Step 4: Repeat steps 1-3 until the problems gone!
Outdoor Application Instructions
Step 1: Ticks hitch a ride with animals and rodents so be sure to mark locations where you may have seen rodents or animals like deer, rabbits, or squirrels. These locations could be buildings next to your home, groups of trees, piles of wood, compost piles, sheds, barns, unattached garage, and anything else you built around your home. You may want to clean these areas if they have any debris. If you find holes or indentations in the ground, fill them back in. Level them off with your yard grounds. Like you see below, unstack and restack your wood to free any ticks in the woodpile.
Step 2: Leaf litter you find during the beginning is a hot spot for tick activity and let me tell you, they love to hang out at this location. Be sure you rake up all that dead leaf material and dispose of it well away from your home and yard. Keep the ticks from mating and increasing the population. Keep your grass cut and trim those hedge bushes to keep them away from there also.

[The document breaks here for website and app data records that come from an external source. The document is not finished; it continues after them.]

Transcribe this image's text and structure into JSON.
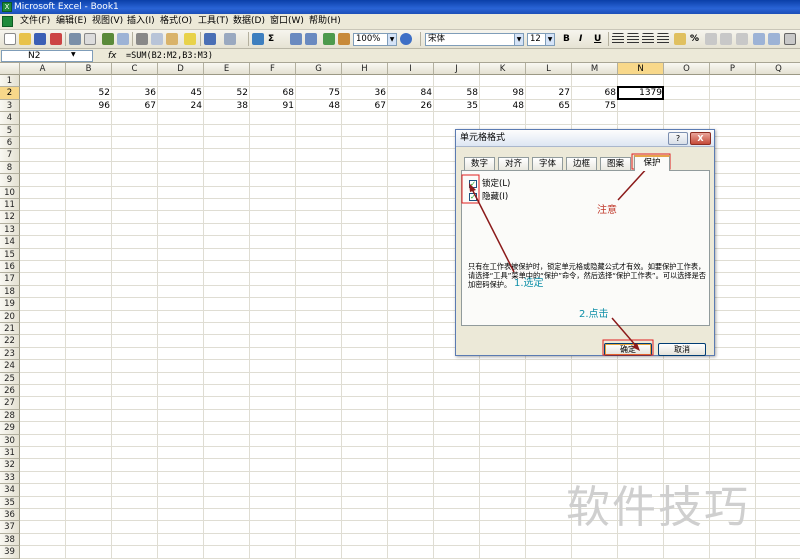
{
  "window": {
    "title": "Microsoft Excel - Book1"
  },
  "menu": [
    "文件(F)",
    "编辑(E)",
    "视图(V)",
    "插入(I)",
    "格式(O)",
    "工具(T)",
    "数据(D)",
    "窗口(W)",
    "帮助(H)"
  ],
  "toolbar": {
    "zoom": "100%",
    "font": "宋体",
    "size": "12",
    "bold": "B",
    "italic": "I",
    "underline": "U",
    "percent": "%"
  },
  "formula_bar": {
    "name_box": "N2",
    "fx": "fx",
    "formula": "=SUM(B2:M2,B3:M3)"
  },
  "sheet": {
    "columns": [
      "A",
      "B",
      "C",
      "D",
      "E",
      "F",
      "G",
      "H",
      "I",
      "J",
      "K",
      "L",
      "M",
      "N",
      "O",
      "P",
      "Q"
    ],
    "active_column": "N",
    "active_row": "2",
    "rows": [
      {
        "row": "2",
        "cells": {
          "B": "52",
          "C": "36",
          "D": "45",
          "E": "52",
          "F": "68",
          "G": "75",
          "H": "36",
          "I": "84",
          "J": "58",
          "K": "98",
          "L": "27",
          "M": "68",
          "N": "1379"
        }
      },
      {
        "row": "3",
        "cells": {
          "B": "96",
          "C": "67",
          "D": "24",
          "E": "38",
          "F": "91",
          "G": "48",
          "H": "67",
          "I": "26",
          "J": "35",
          "K": "48",
          "L": "65",
          "M": "75"
        }
      }
    ]
  },
  "dialog": {
    "title": "单元格格式",
    "help": "?",
    "close": "X",
    "tabs": [
      "数字",
      "对齐",
      "字体",
      "边框",
      "图案",
      "保护"
    ],
    "active_tab": "保护",
    "locked_label": "锁定(L)",
    "locked_checked": true,
    "hidden_label": "隐藏(I)",
    "hidden_checked": true,
    "check_mark": "✓",
    "description": "只有在工作表被保护时，锁定单元格或隐藏公式才有效。如要保护工作表，请选择“工具”菜单中的“保护”命令，然后选择“保护工作表”。可以选择是否加密码保护。",
    "ok": "确定",
    "cancel": "取消"
  },
  "annotations": {
    "note": "注意",
    "step1": "1.选定",
    "step2": "2.点击"
  },
  "watermark": "软件技巧"
}
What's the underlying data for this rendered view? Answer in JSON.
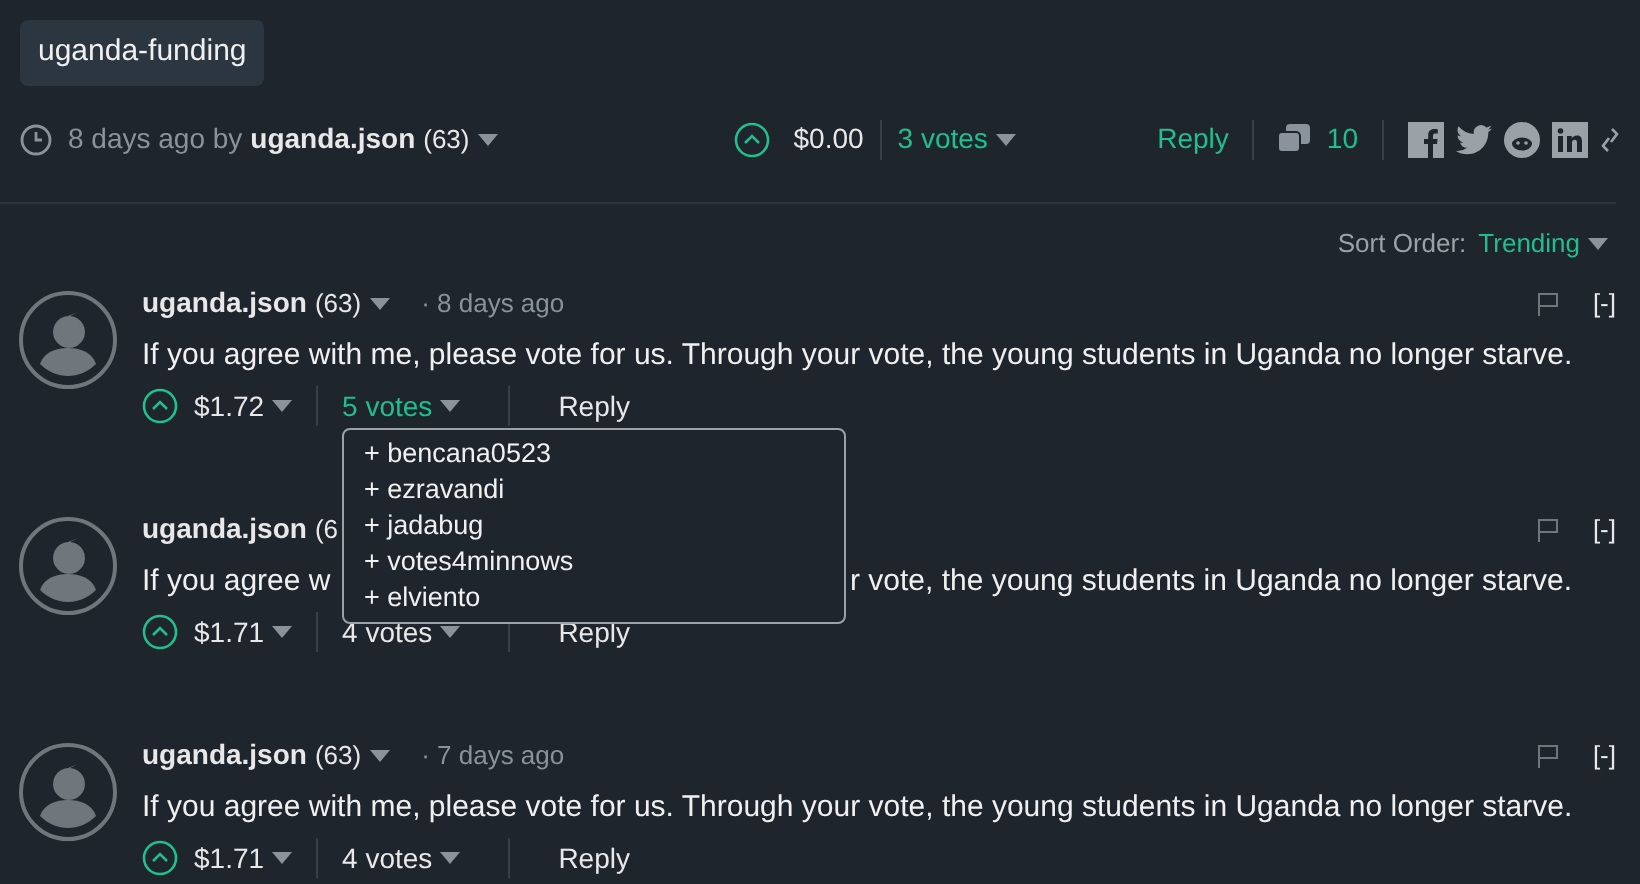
{
  "tag": "uganda-funding",
  "post": {
    "time": "8 days ago by",
    "author": "uganda.json",
    "reputation": "(63)",
    "payout": "$0.00",
    "votes": "3 votes",
    "reply": "Reply",
    "comments_count": "10"
  },
  "sort": {
    "label": "Sort Order:",
    "value": "Trending"
  },
  "comments": [
    {
      "author": "uganda.json",
      "reputation": "(63)",
      "time": "· 8 days ago",
      "body": "If you agree with me, please vote for us. Through your vote, the young students in Uganda no longer starve.",
      "payout": "$1.72",
      "votes": "5 votes",
      "votes_open": true,
      "voters": [
        "+ bencana0523",
        "+ ezravandi",
        "+ jadabug",
        "+ votes4minnows",
        "+ elviento"
      ],
      "reply": "Reply",
      "collapse": "[-]"
    },
    {
      "author": "uganda.json",
      "reputation": "(6",
      "body_parts": [
        "If you agree w",
        "r vote, the young students in Uganda no longer starve."
      ],
      "payout": "$1.71",
      "votes": "4 votes",
      "votes_open": false,
      "reply": "Reply",
      "collapse": "[-]"
    },
    {
      "author": "uganda.json",
      "reputation": "(63)",
      "time": "· 7 days ago",
      "body": "If you agree with me, please vote for us. Through your vote, the young students in Uganda no longer starve.",
      "payout": "$1.71",
      "votes": "4 votes",
      "votes_open": false,
      "reply": "Reply",
      "collapse": "[-]"
    }
  ]
}
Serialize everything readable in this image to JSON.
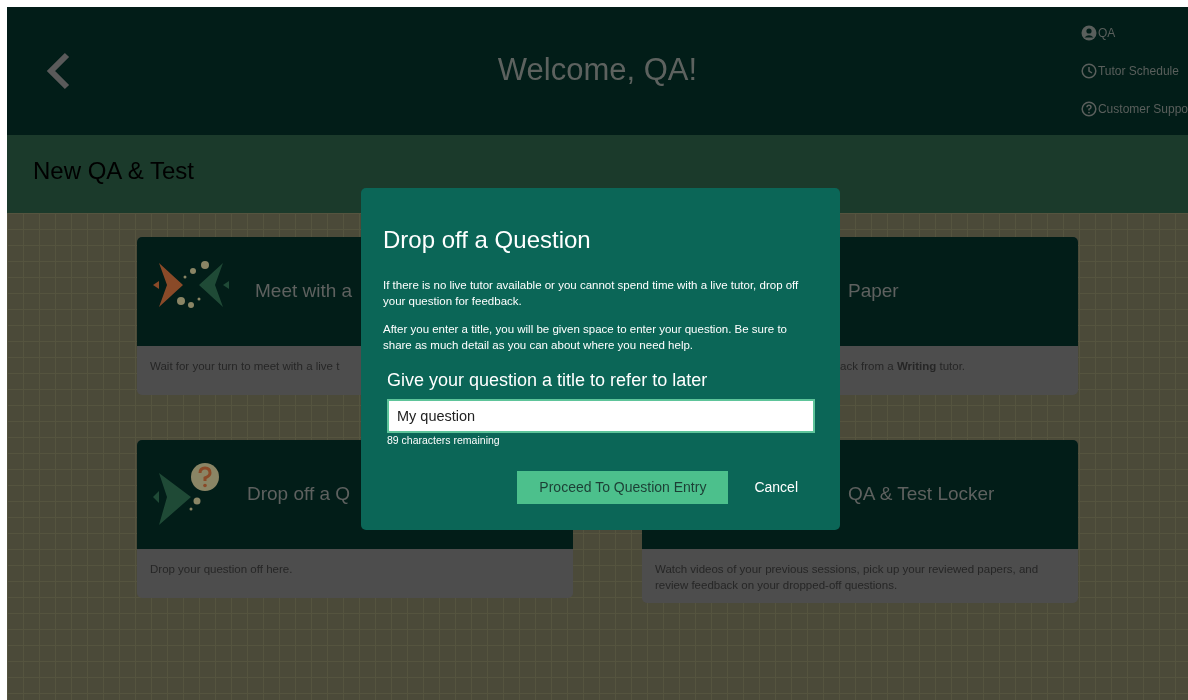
{
  "header": {
    "title": "Welcome, QA!",
    "menu": [
      {
        "label": "QA",
        "kind": "profile"
      },
      {
        "label": "Tutor Schedule",
        "kind": "schedule"
      },
      {
        "label": "Customer Suppo",
        "kind": "support"
      }
    ]
  },
  "subheader": {
    "title": "New QA & Test"
  },
  "cards": [
    {
      "title": "Meet with a",
      "description": "Wait for your turn to meet with a live t",
      "kind": "meet"
    },
    {
      "title": "Paper",
      "description": "ack from a **Writing** tutor.",
      "kind": "covered"
    },
    {
      "title": "Drop off a Q",
      "description": "Drop your question off here.",
      "kind": "question"
    },
    {
      "title": "QA & Test Locker",
      "description": "Watch videos of your previous sessions, pick up your reviewed papers, and review feedback on your dropped-off questions.",
      "kind": "title_covered"
    }
  ],
  "modal": {
    "title": "Drop off a Question",
    "paragraphs": [
      "If there is no live tutor available or you cannot spend time with a live tutor, drop off your question for feedback.",
      "After you enter a title, you will be given space to enter your question. Be sure to share as much detail as you can about where you need help."
    ],
    "field_label": "Give your question a title to refer to later",
    "field_value": "My question",
    "remaining": "89 characters remaining",
    "buttons": [
      {
        "label": "Proceed To Question Entry",
        "kind": "primary"
      },
      {
        "label": "Cancel",
        "kind": "link"
      }
    ]
  }
}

Step 3: Leaf litter you find during the beginning of the warm season is a hot spot for tick activity and let me tell you, they love to hang out at this location. Be sure you rake up all that dead leaf material and dispose of it well away from your home and yard. Keep the ticks from mating and increasing the population. Keep your grass cut and trim those hedge bushes to keep them away from there also.
Step 4: According to the CDC, it is very wise to form a 3-foot wide barrier of wood chips or gravel between lawns and wooded areas (Groups of trees) to diminish tick migration into your area. Be sure to cut your lawn regularly and keep any swing sets, decks, or patios as far away from the edge of the trees or wooded area as possible. At least 8 feet away! Construct a fence around your property to keep out unwanted rodents from populating in your yard and increasing tick populations. Also clean trash, compost piles, and undisturbed areas. Keep rodents from nesting and giving you a tick headache!
Step 5: Be sure to apply diatomaceous earth to the outside foundation of your home, any unattached buildings, and around wood piles, compost piles, and anything that is considered clutter that you are not able to move off your property. Apply a light and visible application to your pets fur coat and skin is a wise idea also. Do this 1-2 times a month during tick season and every time a rain washes the application away.